→ EXERCISE DESCRIPTION
Below, locate the line that contains "Extract the structured". Repeat exactly from that line to the line that contains "Transcribe this image's", inclusive, leaving out the pictures.

Top of MATERIAL FOR THIS EXERCISE

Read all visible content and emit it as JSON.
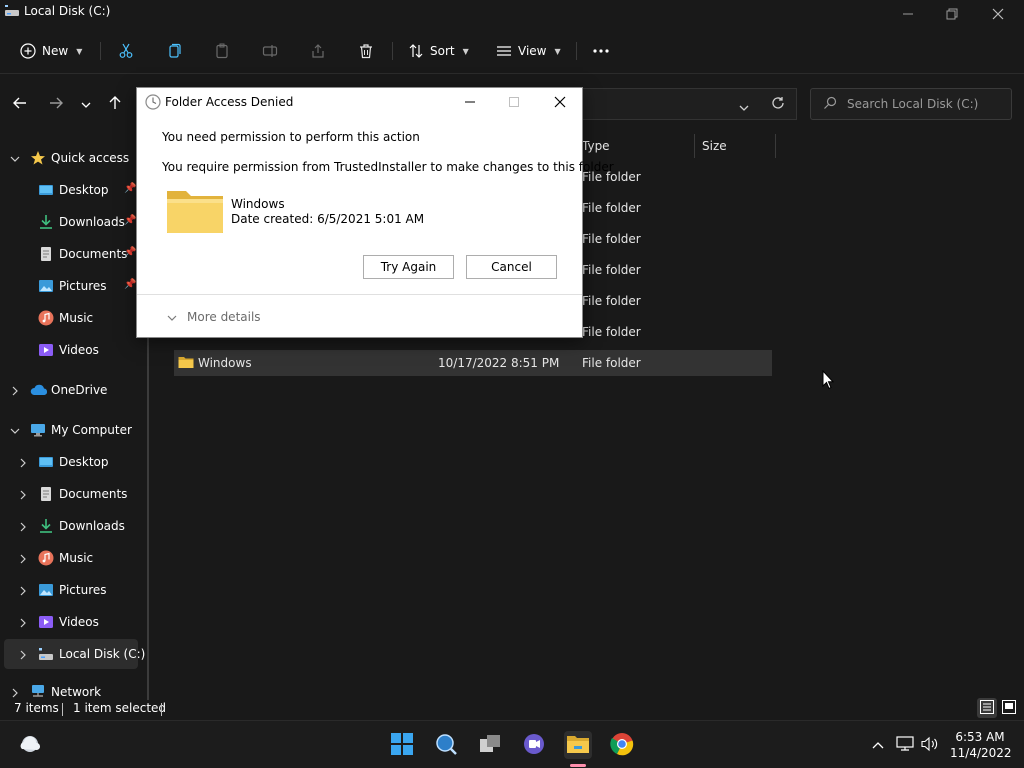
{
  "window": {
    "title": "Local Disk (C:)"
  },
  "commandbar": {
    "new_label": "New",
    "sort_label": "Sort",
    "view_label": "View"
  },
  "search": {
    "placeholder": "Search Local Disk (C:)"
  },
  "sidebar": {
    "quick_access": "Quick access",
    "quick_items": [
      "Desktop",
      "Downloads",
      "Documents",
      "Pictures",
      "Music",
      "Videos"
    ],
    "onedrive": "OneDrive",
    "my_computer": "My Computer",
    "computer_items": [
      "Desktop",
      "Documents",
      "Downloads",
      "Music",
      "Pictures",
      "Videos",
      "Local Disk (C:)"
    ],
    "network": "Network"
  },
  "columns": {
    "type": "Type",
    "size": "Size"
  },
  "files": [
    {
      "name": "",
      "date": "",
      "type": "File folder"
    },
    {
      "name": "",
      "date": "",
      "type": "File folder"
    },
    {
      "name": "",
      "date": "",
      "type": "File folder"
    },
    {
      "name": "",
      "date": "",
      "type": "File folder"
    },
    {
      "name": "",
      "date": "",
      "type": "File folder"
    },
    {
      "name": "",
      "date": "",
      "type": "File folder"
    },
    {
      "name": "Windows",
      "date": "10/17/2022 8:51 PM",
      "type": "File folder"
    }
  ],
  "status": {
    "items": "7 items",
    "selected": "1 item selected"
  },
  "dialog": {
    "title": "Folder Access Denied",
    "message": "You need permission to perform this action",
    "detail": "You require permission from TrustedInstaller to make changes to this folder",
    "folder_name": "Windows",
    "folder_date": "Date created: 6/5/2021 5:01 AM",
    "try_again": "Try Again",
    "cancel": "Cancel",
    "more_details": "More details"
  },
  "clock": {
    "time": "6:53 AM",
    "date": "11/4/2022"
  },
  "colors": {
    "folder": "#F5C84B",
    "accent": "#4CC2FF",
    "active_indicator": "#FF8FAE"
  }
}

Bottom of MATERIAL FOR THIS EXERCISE
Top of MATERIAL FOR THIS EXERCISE

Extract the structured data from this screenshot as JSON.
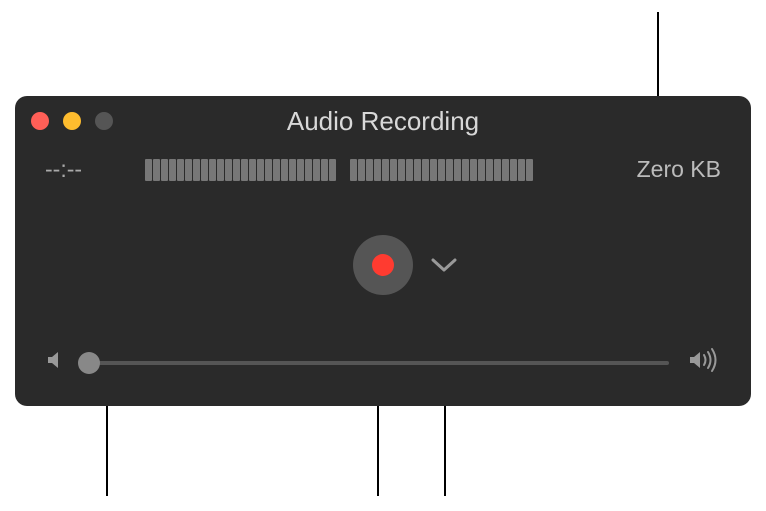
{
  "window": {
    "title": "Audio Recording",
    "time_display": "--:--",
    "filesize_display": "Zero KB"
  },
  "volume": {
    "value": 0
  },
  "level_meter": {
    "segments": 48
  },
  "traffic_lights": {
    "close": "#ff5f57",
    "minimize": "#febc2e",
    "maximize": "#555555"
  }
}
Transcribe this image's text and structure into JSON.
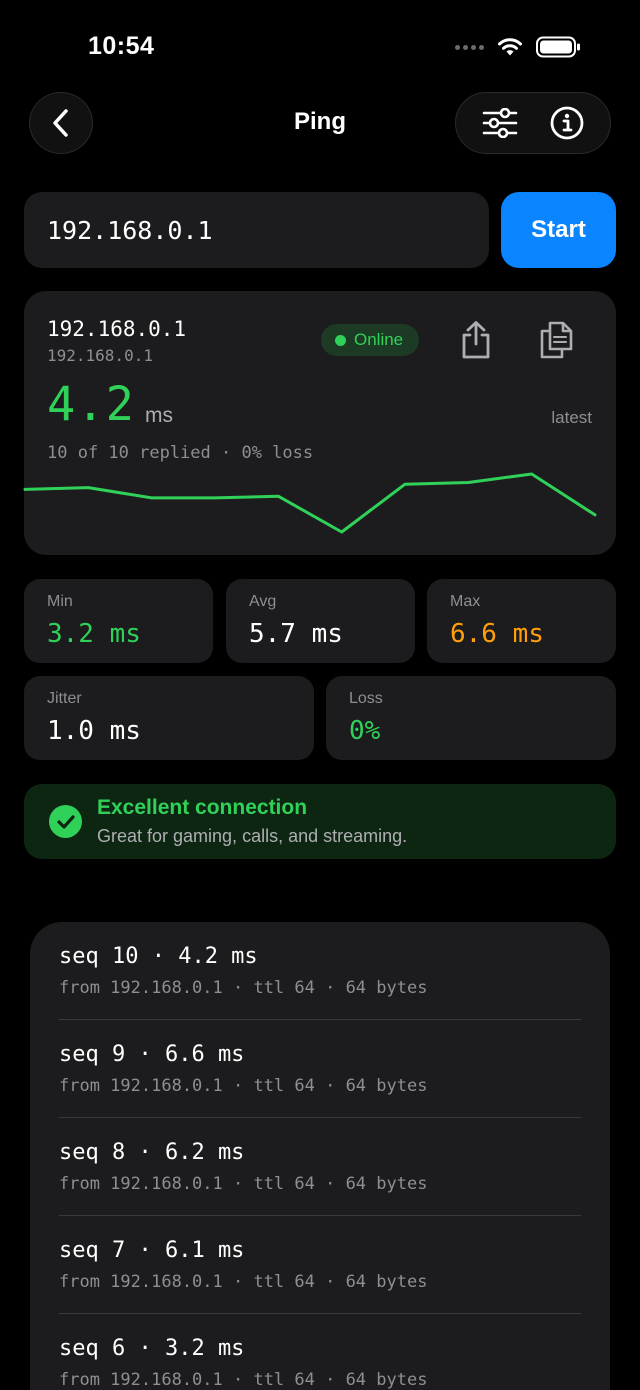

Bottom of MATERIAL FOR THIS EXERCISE
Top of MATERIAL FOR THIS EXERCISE

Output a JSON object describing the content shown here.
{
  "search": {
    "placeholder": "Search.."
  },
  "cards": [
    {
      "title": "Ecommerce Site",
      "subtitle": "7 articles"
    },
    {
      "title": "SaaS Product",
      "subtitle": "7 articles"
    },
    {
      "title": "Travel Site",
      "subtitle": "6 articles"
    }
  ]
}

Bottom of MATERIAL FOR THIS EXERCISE

→ RESULT
Extract the structured data from this screenshot as JSON.
{
  "window": {
    "title": "Audio Recording",
    "time_display": "--:--",
    "filesize_display": "Zero KB"
  },
  "volume": {
    "value": 0
  },
  "level_meter": {
    "segments": 48
  },
  "traffic_lights": {
    "close": "#ff5f57",
    "minimize": "#febc2e",
    "maximize": "#555555"
  }
}
Transcribe this image's text and structure into JSON.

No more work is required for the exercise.